EPA has long set the highest scientific standards within the federal government, emulated and adopted by other federal, state and local agencies. Two of us developed EPA’s cost-benefit analysis in 1985 that supported EPA’s 90% reduction in the allowable amount of lead in gasoline. That analysis, touted by economists and public health officials and researchers and even by OMB at the time, set the mold and methods for hundreds of subsequent cost-benefit analyses not only in the US but globally. EPA’s reputation for state-of-the-art health and economics research is being severely damaged by this proposal.
Elsewhere, EPA itself has stated that “Whether research data are fully available to the public or available to researchers through other means does not affect the validity of the scientific conclusions from peer-reviewed research publications.” As scientists and health professionals, we strongly value open science which includes data sharing and full reporting of methods-but this supplemental proposal would not improve data sharing, replicability, or transparency in decision-making, as described below.
Furthermore, EPA’s choice of when to pursue this rulemaking — while the nation is grappling with the worst pandemic the US has faced in over 100 years, is highly inappropriate. EPA is facing numerous requests to postpone hearings and extend public comment deadlines currently.
This proposed rule would limit the use of critical scientific information in the middle of a public health crisis, constraining EPA’s (and the rest of the US government’s) ability to utilize the “best available science,” and “adequate information,” which, in this case, could have fatal consequences. It would force EPA to exclude “high quality” studies based on an availability criteria that has no scientific justification.

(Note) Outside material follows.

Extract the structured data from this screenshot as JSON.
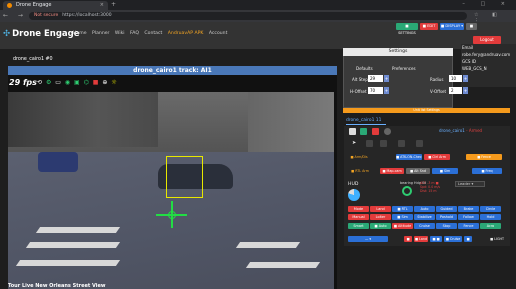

In short, we oppose this regulation and recommend its immediate withdrawal.
We submit detailed comments addressing the following issues.
1.Withdrawal of the proposal.
2.Lack of compliance with executive orders 12291, 13045, and 12898, requiring benefit-cost, children’s environmental health risks or environmental justice analyses to support the rule.
3.EPA has expanded the scope of the rulemaking in two important ways that will undermine the use of science in decision making:
a.Expanded the type of data to which the rule would apply, changing from dose-response data to all environment and health related data
b.Expanded the scope of types of EPA products to which this would apply from pivotal regulatory decisions to include influential scientific information.
4.Limiting the use of the best science available could result in many deaths related to the immediate covid-19 pandemic as well as suspension of compliance with other existing air pollution rules.
We appreciate the opportunity to provide public input. Please do not hesitate to contact us with any questions regarding these comments.
Ronnie Levin, Harvard School of Public Health, Department of Environmental Health
Joel Schwartz, Harvard School of Public Health, Department of Environmental Health
Jahred Liddie, Harvard School of Public Health, Department of Environmental Health
Tracking Number: 1k4-9gke-pn27
May 14, 2020
2080-AA14 https://www.regulations.gov/document?D=EPA-HQ-OA-2018-0259-11183 Emphasis our own.
Information-comments from the earlier comment period two years ago: